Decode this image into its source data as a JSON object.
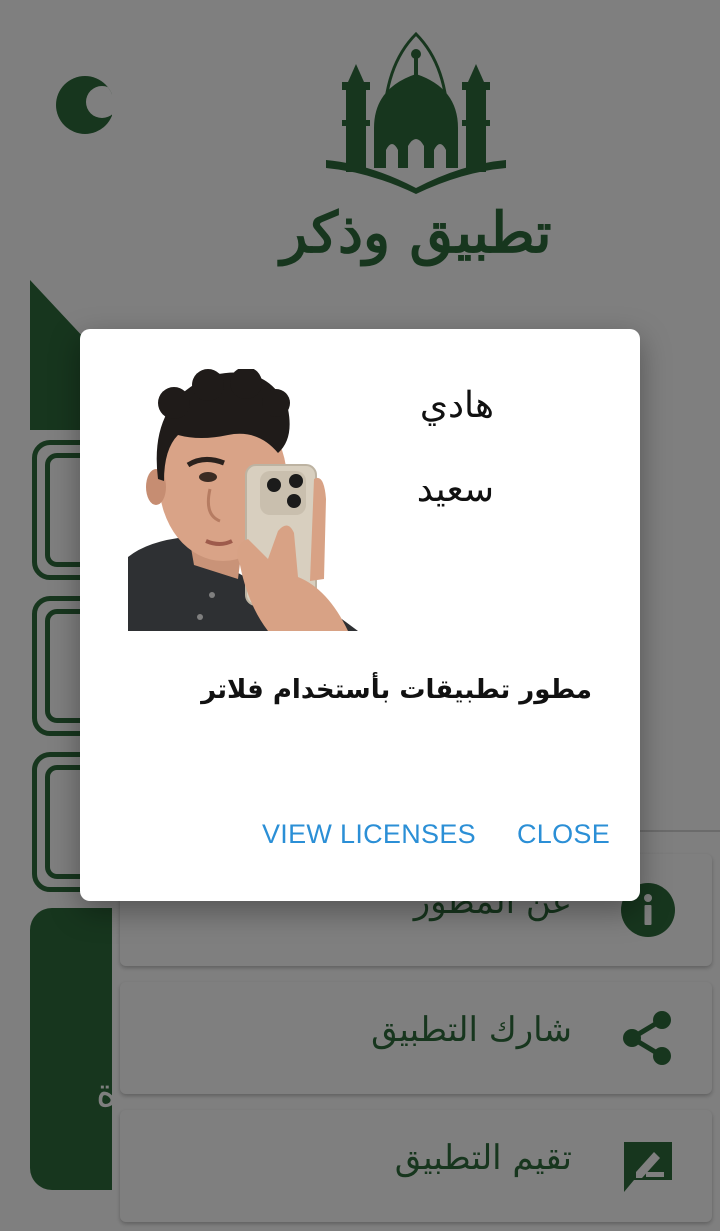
{
  "app": {
    "title": "تطبيق وذكر"
  },
  "drawer": {
    "items": [
      {
        "label": "عن المطور",
        "icon": "info-icon"
      },
      {
        "label": "شارك التطبيق",
        "icon": "share-icon"
      },
      {
        "label": "تقيم التطبيق",
        "icon": "rate-review-icon"
      }
    ]
  },
  "dialog": {
    "first_name": "هادي",
    "last_name": "سعيد",
    "role": "مطور تطبيقات بأستخدام فلاتر",
    "view_licenses_label": "VIEW LICENSES",
    "close_label": "CLOSE"
  },
  "colors": {
    "brand_green": "#2f6d3c",
    "button_blue": "#2b8fd6",
    "scrim": "rgba(0,0,0,0.5)"
  }
}
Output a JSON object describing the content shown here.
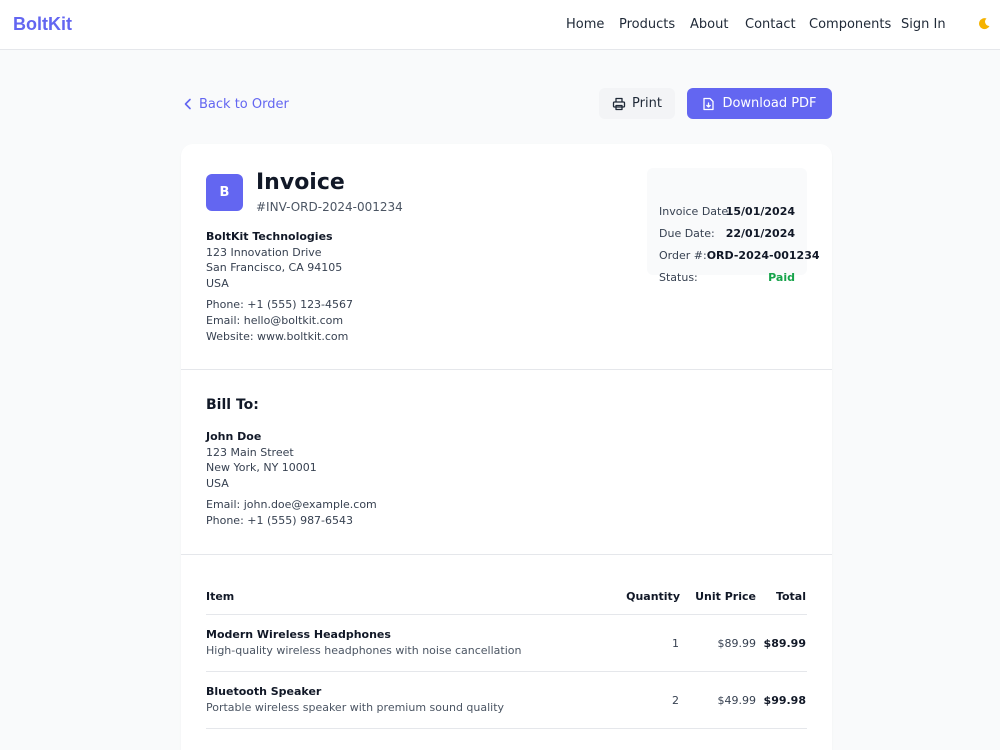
{
  "nav": {
    "brand": "BoltKit",
    "links": [
      "Home",
      "Products",
      "About",
      "Contact",
      "Components",
      "Sign In"
    ],
    "theme_icon": "moon-icon"
  },
  "actions": {
    "back_label": "Back to Order",
    "print_label": "Print",
    "pdf_label": "Download PDF"
  },
  "invoice": {
    "logo_letter": "B",
    "title": "Invoice",
    "number": "#INV-ORD-2024-001234",
    "company": {
      "name": "BoltKit Technologies",
      "address1": "123 Innovation Drive",
      "address2": "San Francisco, CA 94105",
      "country": "USA",
      "phone": "Phone: +1 (555) 123-4567",
      "email": "Email: hello@boltkit.com",
      "website": "Website: www.boltkit.com"
    },
    "meta": {
      "date_label": "Invoice Date:",
      "date_value": "15/01/2024",
      "due_label": "Due Date:",
      "due_value": "22/01/2024",
      "order_label": "Order #:",
      "order_value": "ORD-2024-001234",
      "status_label": "Status:",
      "status_value": "Paid"
    },
    "bill_to": {
      "title": "Bill To:",
      "name": "John Doe",
      "address1": "123 Main Street",
      "address2": "New York, NY 10001",
      "country": "USA",
      "email": "Email: john.doe@example.com",
      "phone": "Phone: +1 (555) 987-6543"
    },
    "table": {
      "headers": {
        "item": "Item",
        "quantity": "Quantity",
        "unit_price": "Unit Price",
        "total": "Total"
      },
      "rows": [
        {
          "name": "Modern Wireless Headphones",
          "description": "High-quality wireless headphones with noise cancellation",
          "quantity": "1",
          "unit_price": "$89.99",
          "total": "$89.99"
        },
        {
          "name": "Bluetooth Speaker",
          "description": "Portable wireless speaker with premium sound quality",
          "quantity": "2",
          "unit_price": "$49.99",
          "total": "$99.98"
        }
      ]
    }
  },
  "colors": {
    "accent": "#6366f1",
    "paid": "#16a34a",
    "background": "#f9fafb"
  }
}
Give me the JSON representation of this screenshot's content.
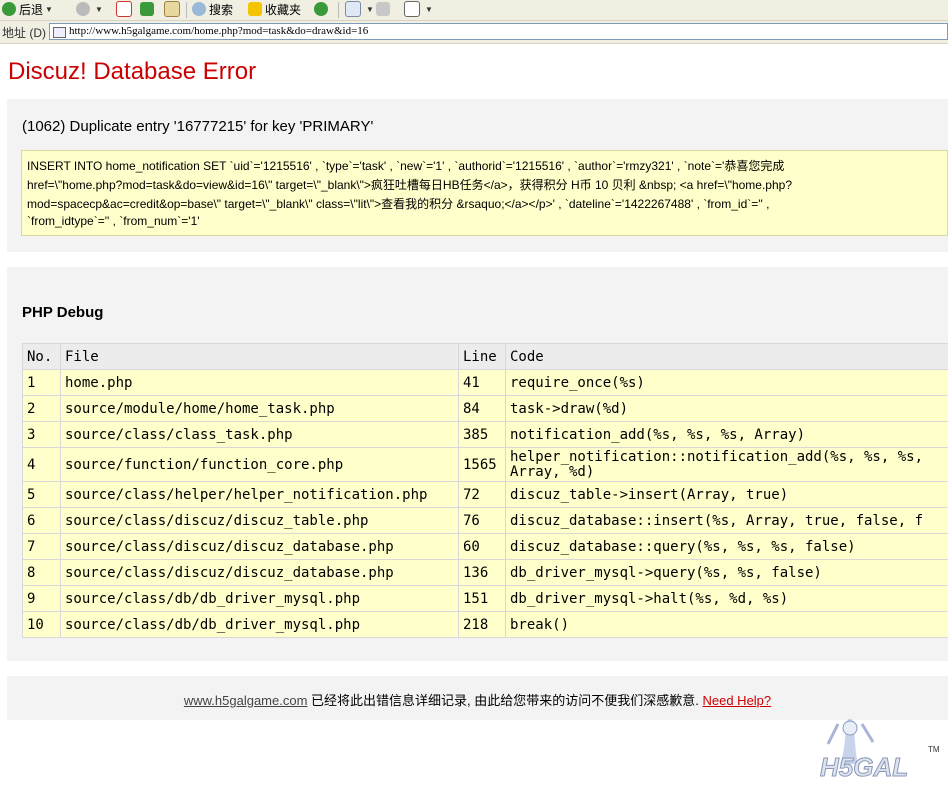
{
  "toolbar": {
    "back_label": "后退",
    "search_label": "搜索",
    "favorites_label": "收藏夹"
  },
  "address": {
    "label": "地址 (D)",
    "url": "http://www.h5galgame.com/home.php?mod=task&do=draw&id=16"
  },
  "error": {
    "title": "Discuz! Database Error",
    "message": "(1062) Duplicate entry '16777215' for key 'PRIMARY'",
    "sql_lines": [
      "INSERT INTO home_notification SET `uid`='1215516' , `type`='task' , `new`='1' , `authorid`='1215516' , `author`='rmzy321' , `note`='恭喜您完成",
      "href=\\\"home.php?mod=task&do=view&id=16\\\" target=\\\"_blank\\\">疯狂吐槽每日HB任务</a>，获得积分 H币 10 贝利 &nbsp; <a href=\\\"home.php?",
      "mod=spacecp&ac=credit&op=base\\\" target=\\\"_blank\\\" class=\\\"lit\\\">查看我的积分 &rsaquo;</a></p>' , `dateline`='1422267488' , `from_id`='' ,",
      "`from_idtype`='' , `from_num`='1'"
    ]
  },
  "debug": {
    "title": "PHP Debug",
    "headers": {
      "no": "No.",
      "file": "File",
      "line": "Line",
      "code": "Code"
    },
    "rows": [
      {
        "no": "1",
        "file": "home.php",
        "line": "41",
        "code": "require_once(%s)"
      },
      {
        "no": "2",
        "file": "source/module/home/home_task.php",
        "line": "84",
        "code": "task->draw(%d)"
      },
      {
        "no": "3",
        "file": "source/class/class_task.php",
        "line": "385",
        "code": "notification_add(%s, %s, %s, Array)"
      },
      {
        "no": "4",
        "file": "source/function/function_core.php",
        "line": "1565",
        "code": "helper_notification::notification_add(%s, %s, %s, Array, %d)"
      },
      {
        "no": "5",
        "file": "source/class/helper/helper_notification.php",
        "line": "72",
        "code": "discuz_table->insert(Array, true)"
      },
      {
        "no": "6",
        "file": "source/class/discuz/discuz_table.php",
        "line": "76",
        "code": "discuz_database::insert(%s, Array, true, false, f"
      },
      {
        "no": "7",
        "file": "source/class/discuz/discuz_database.php",
        "line": "60",
        "code": "discuz_database::query(%s, %s, %s, false)"
      },
      {
        "no": "8",
        "file": "source/class/discuz/discuz_database.php",
        "line": "136",
        "code": "db_driver_mysql->query(%s, %s, false)"
      },
      {
        "no": "9",
        "file": "source/class/db/db_driver_mysql.php",
        "line": "151",
        "code": "db_driver_mysql->halt(%s, %d, %s)"
      },
      {
        "no": "10",
        "file": "source/class/db/db_driver_mysql.php",
        "line": "218",
        "code": "break()"
      }
    ]
  },
  "footer": {
    "site": "www.h5galgame.com",
    "text": " 已经将此出错信息详细记录, 由此给您带来的访问不便我们深感歉意. ",
    "help": "Need Help?"
  },
  "logo": {
    "text": "H5GAL",
    "tm": "TM"
  }
}
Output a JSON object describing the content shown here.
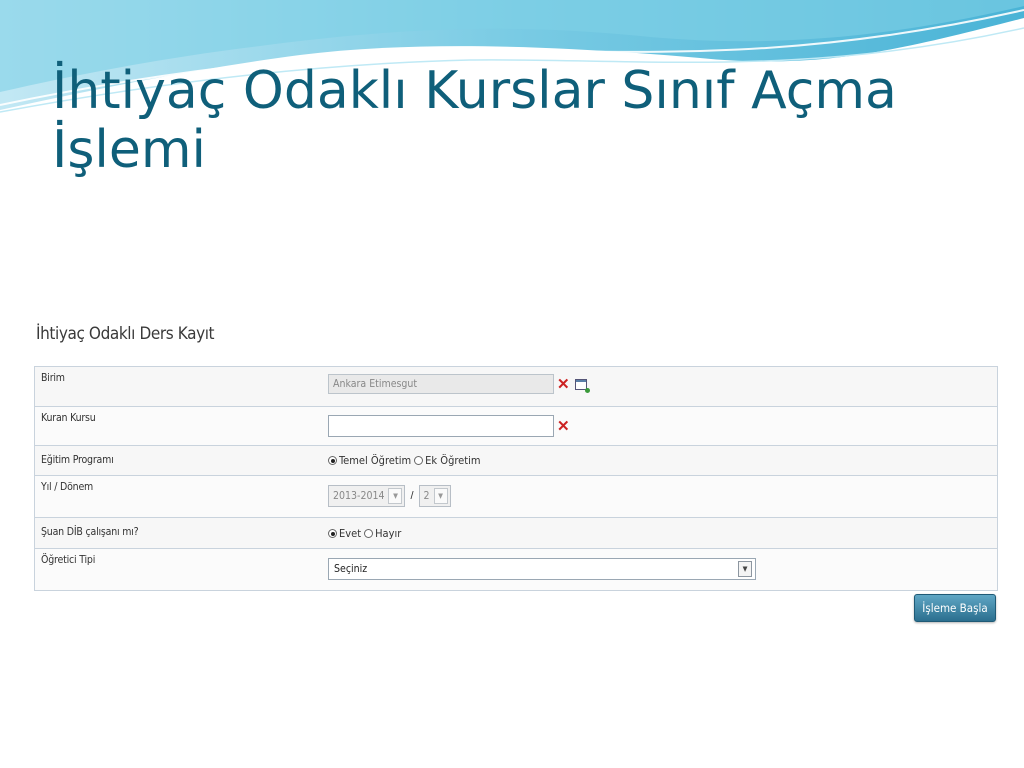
{
  "slide": {
    "title_line1": "İhtiyaç Odaklı Kurslar Sınıf Açma",
    "title_line2": "İşlemi"
  },
  "panel": {
    "title": "İhtiyaç Odaklı Ders Kayıt"
  },
  "form": {
    "birim": {
      "label": "Birim",
      "value": "Ankara Etimesgut"
    },
    "kuran_kursu": {
      "label": "Kuran Kursu",
      "value": ""
    },
    "egitim_programi": {
      "label": "Eğitim Programı",
      "options": [
        "Temel Öğretim",
        "Ek Öğretim"
      ],
      "selected": "Temel Öğretim"
    },
    "yil_donem": {
      "label": "Yıl / Dönem",
      "year": "2013-2014",
      "separator": "/",
      "term": "2"
    },
    "dib_calisani": {
      "label": "Şuan DİB çalışanı mı?",
      "options": [
        "Evet",
        "Hayır"
      ],
      "selected": "Evet"
    },
    "ogretici_tipi": {
      "label": "Öğretici Tipi",
      "value": "Seçiniz"
    }
  },
  "actions": {
    "start_button": "İşleme Başla"
  },
  "icons": {
    "clear": "x-icon",
    "select": "select-window-icon",
    "dropdown": "chevron-down-icon"
  },
  "colors": {
    "title": "#0f5f7a",
    "button": "#2b6f8f",
    "clear_icon": "#cc2222"
  }
}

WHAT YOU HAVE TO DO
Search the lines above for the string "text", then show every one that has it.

WRITTEN SOLUTION
    "text": " 已经将此出错信息详细记录, 由此给您带来的访问不便我们深感歉意. ",
    "text": "H5GAL",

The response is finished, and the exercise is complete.